Stem cells have the remarkable capacity to both self-renew and give rise to many types of more specialized cells in the body, which explains their great therapeutic potential in regenerative medicine. But that is not the only reason stem cells have become such a hotbed of scientific inquiry — these cellular transformers are also an invaluable research tool for probing the disease mechanisms that underpin cancer, aging and a host of other health problems.
At the Integrated Research Center on Regenerative Systems and Diseases, Chiba University scientists are advancing both these avenues of stem cell research. Some researchers are focused on developing new kinds of therapies based on stem cells, while others are gaining important insights into disease biology. However, they all share the common goal of improving the lives of patients using stem cells as their tool.
The center, which opened in 2016, is divided into three main research groups. The first is dedicated to using stem cells found in the blood and brain to better understand disease and normal development; the second focuses on reprogramming tissue biopsies taken from patients to make disease-specific stem cells for drug screening; and the third is developing stem cell therapies for treating diabetes, heart disease and other disorders.

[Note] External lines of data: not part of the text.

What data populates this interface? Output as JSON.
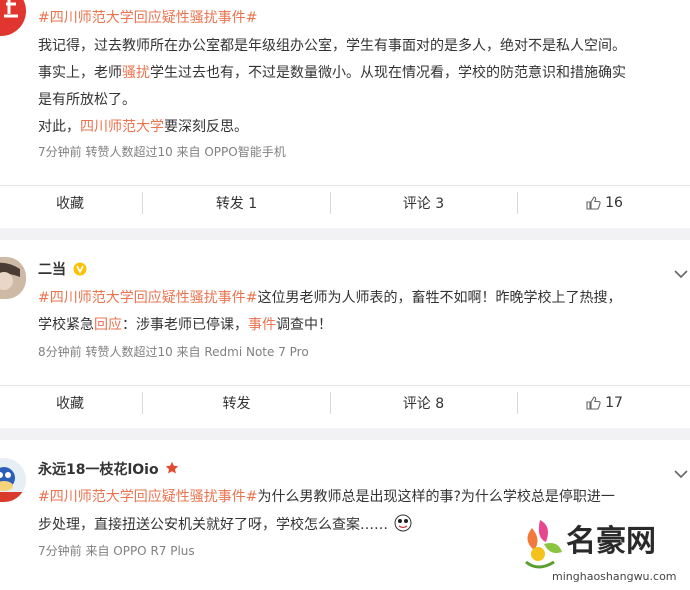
{
  "posts": [
    {
      "hashtag": "#四川师范大学回应疑性骚扰事件#",
      "line1": "我记得，过去教师所在办公室都是年级组办公室，学生有事面对的是多人，绝对不是私人空间。",
      "line2_a": "事实上，老师",
      "line2_link": "骚扰",
      "line2_b": "学生过去也有，不过是数量微小。从现在情况看，学校的防范意识和措施确实",
      "line3": "是有所放松了。",
      "line4_a": "对此，",
      "line4_link": "四川师范大学",
      "line4_b": "要深刻反思。",
      "meta": "7分钟前  转赞人数超过10  来自 OPPO智能手机",
      "actions": {
        "fav": "收藏",
        "forward": "转发 1",
        "comment": "评论 3",
        "like": "16"
      }
    },
    {
      "username": "二当",
      "hashtag": "#四川师范大学回应疑性骚扰事件#",
      "line1_b": "这位男老师为人师表的，畜牲不如啊！昨晚学校上了热搜，",
      "line2_a": "学校紧急",
      "line2_link1": "回应",
      "line2_b": "：涉事老师已停课，",
      "line2_link2": "事件",
      "line2_c": "调查中！",
      "meta": "8分钟前  转赞人数超过10  来自 Redmi Note 7 Pro",
      "actions": {
        "fav": "收藏",
        "forward": "转发",
        "comment": "评论 8",
        "like": "17"
      }
    },
    {
      "username": "永远18一枝花lOio",
      "hashtag": "#四川师范大学回应疑性骚扰事件#",
      "line1_b": "为什么男教师总是出现这样的事?为什么学校总是停职进一",
      "line2": "步处理，直接扭送公安机关就好了呀，学校怎么查案……",
      "meta": "7分钟前  来自 OPPO R7 Plus"
    }
  ],
  "watermark": {
    "brand": "名豪网",
    "url": "minghaoshangwu.com"
  },
  "colors": {
    "link": "#eb7350",
    "badge": "#ffc000",
    "star": "#e34b2f"
  }
}
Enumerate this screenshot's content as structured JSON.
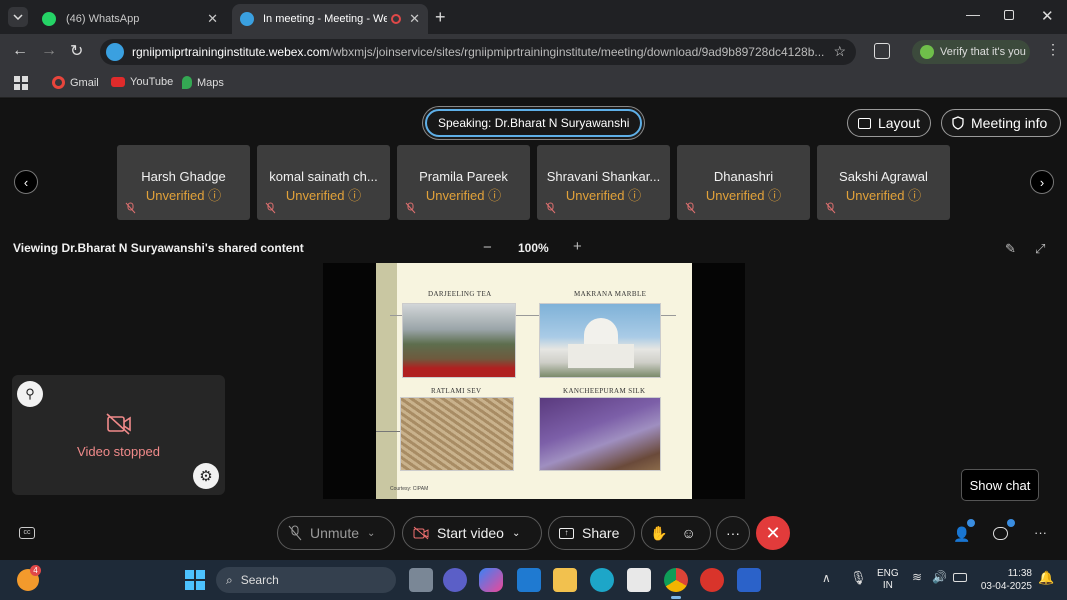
{
  "browser": {
    "tabs": [
      {
        "label": "(46) WhatsApp",
        "active": false
      },
      {
        "label": "In meeting - Meeting - Web",
        "active": true
      }
    ],
    "url_host": "rgniipmiprtraininginstitute.webex.com",
    "url_path": "/wbxmjs/joinservice/sites/rgniipmiprtraininginstitute/meeting/download/9ad9b89728dc4128b...",
    "verify_label": "Verify that it's you",
    "bookmarks": [
      "Gmail",
      "YouTube",
      "Maps"
    ]
  },
  "meeting": {
    "speaking": "Speaking: Dr.Bharat N Suryawanshi",
    "layout_label": "Layout",
    "meeting_info_label": "Meeting info",
    "participants": [
      {
        "name": "Harsh Ghadge",
        "status": "Unverified"
      },
      {
        "name": "komal sainath ch...",
        "status": "Unverified"
      },
      {
        "name": "Pramila Pareek",
        "status": "Unverified"
      },
      {
        "name": "Shravani Shankar...",
        "status": "Unverified"
      },
      {
        "name": "Dhanashri",
        "status": "Unverified"
      },
      {
        "name": "Sakshi Agrawal",
        "status": "Unverified"
      }
    ],
    "viewing_label": "Viewing Dr.Bharat N Suryawanshi's shared content",
    "zoom_minus": "−",
    "zoom_level": "100%",
    "zoom_plus": "+",
    "self_view_status": "Video stopped",
    "tooltip": "Show chat",
    "controls": {
      "unmute": "Unmute",
      "start_video": "Start video",
      "share": "Share",
      "more": "···"
    },
    "colors": {
      "end_call": "#e23b3b",
      "unverified": "#e2a23a",
      "video_stopped": "#f08a8a",
      "speaking_border": "#5fb0e8"
    }
  },
  "slide": {
    "items": [
      {
        "caption": "DARJEELING TEA"
      },
      {
        "caption": "MAKRANA MARBLE"
      },
      {
        "caption": "RATLAMI SEV"
      },
      {
        "caption": "KANCHEEPURAM SILK"
      }
    ],
    "credit": "Courtesy: CIPAM"
  },
  "taskbar": {
    "search_label": "Search",
    "lang_line1": "ENG",
    "lang_line2": "IN",
    "time": "11:38",
    "date": "03-04-2025",
    "notification_badge": "4"
  }
}
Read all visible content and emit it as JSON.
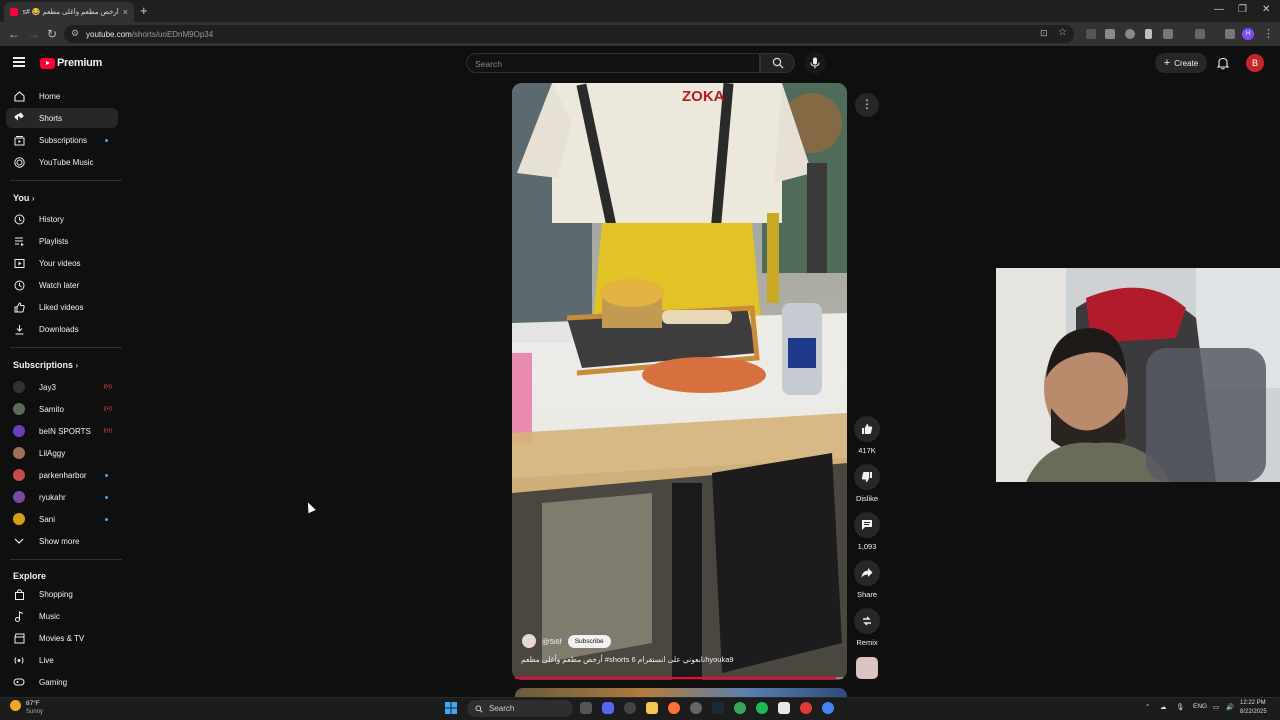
{
  "browser": {
    "tab_title": "أرخص مطعم وأغلى مطعم 😂 #shorts",
    "tab_close": "×",
    "new_tab": "+",
    "address_host": "youtube.com",
    "address_path": "/shorts/uoEDnM9Op34",
    "profile_initial": "H"
  },
  "header": {
    "logo_text": "Premium",
    "search_placeholder": "Search",
    "create_label": "Create",
    "avatar_initial": "B"
  },
  "sidebar": {
    "main": [
      {
        "label": "Home",
        "icon": "home-icon"
      },
      {
        "label": "Shorts",
        "icon": "shorts-icon",
        "active": true
      },
      {
        "label": "Subscriptions",
        "icon": "subscriptions-icon",
        "dot": true
      },
      {
        "label": "YouTube Music",
        "icon": "youtube-music-icon"
      }
    ],
    "you_title": "You",
    "you": [
      {
        "label": "History",
        "icon": "history-icon"
      },
      {
        "label": "Playlists",
        "icon": "playlists-icon"
      },
      {
        "label": "Your videos",
        "icon": "your-videos-icon"
      },
      {
        "label": "Watch later",
        "icon": "clock-icon"
      },
      {
        "label": "Liked videos",
        "icon": "thumbs-up-icon"
      },
      {
        "label": "Downloads",
        "icon": "download-icon"
      }
    ],
    "subs_title": "Subscriptions",
    "subs": [
      {
        "label": "Jay3",
        "color": "#333333",
        "status": "live"
      },
      {
        "label": "Samito",
        "color": "#5a6b5c",
        "status": "live"
      },
      {
        "label": "beIN SPORTS",
        "color": "#6a3fb5",
        "status": "live"
      },
      {
        "label": "LilAggy",
        "color": "#a0705a",
        "status": "none"
      },
      {
        "label": "parkenharbor",
        "color": "#c84b4b",
        "status": "dot"
      },
      {
        "label": "ryukahr",
        "color": "#7a4aa0",
        "status": "dot"
      },
      {
        "label": "Sani",
        "color": "#d4a017",
        "status": "dot"
      }
    ],
    "show_more": "Show more",
    "explore_title": "Explore",
    "explore": [
      {
        "label": "Shopping",
        "icon": "shopping-bag-icon"
      },
      {
        "label": "Music",
        "icon": "music-note-icon"
      },
      {
        "label": "Movies & TV",
        "icon": "clapperboard-icon"
      },
      {
        "label": "Live",
        "icon": "live-icon"
      },
      {
        "label": "Gaming",
        "icon": "gaming-icon"
      }
    ]
  },
  "short": {
    "channel": "@5i6f",
    "subscribe_label": "Subscribe",
    "title": "أرخص مطعم وأغلى مطعم #shorts تابعوني على انستقرام 6hyouka9",
    "progress": 0.98,
    "actions": [
      {
        "label": "417K",
        "icon": "thumbs-up-icon"
      },
      {
        "label": "Dislike",
        "icon": "thumbs-down-icon"
      },
      {
        "label": "1,093",
        "icon": "comment-icon"
      },
      {
        "label": "Share",
        "icon": "share-icon"
      },
      {
        "label": "Remix",
        "icon": "remix-icon"
      }
    ]
  },
  "taskbar": {
    "weather_temp": "87°F",
    "weather_desc": "Sunny",
    "search_label": "Search",
    "lang": "ENG",
    "time": "12:22 PM",
    "date": "8/22/2025"
  }
}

Center director, Atsushi Iwama, says their work covers a wide spectrum, from basic to clinical research. Yet despite different researchers adopting different approaches, they all work in a collaborative manner, holding regular group meetings and retreats where new data are discussed and new alliances forged.
Collaborative partnerships around the world
The Integrated Research Center is also looking further afield to create a cross-disciplinary research network that spans the globe. It has already formed partnerships with other leading stem cell research groups in Japan, Singapore and the United States, and it hopes to build more international connections in the future.
One of those partnerships is with Kyoto University’s Center for iPS Cell Research and Application, where Koji Eto has worked for years developing a protocol for making platelets from reprogrammed stem cells. Last year, Chiba University recruited Eto to join its new center. And while Eto will maintain a lab in Kyoto, where he plans to run the first human trial of platelets derived from stem cells, he hopes to expand the study to include patients needing transfusions at Chiba University Hospital.
Other notable members of the Integrated Research Center include Koutaro Yokote, a leading expert on a form of progeria known as Werner syndrome, and Chiaki Nakaseko, a world leader on a rare plasma cell disorder called POEMS syndrome. Yokote is making stem cells from patients with Werner syndrome to better understand the disease and find new drugs, while Nakaseko is focused on developing new kinds of transplantation therapies from stem cells derived from bone marrow.
These and many other world-renowned investigators make the new Chiba center an ideal place to work and train the next generation of scientists. “We hope to recruit many young people interested in stem cell research and clinical translation,” Iwama says.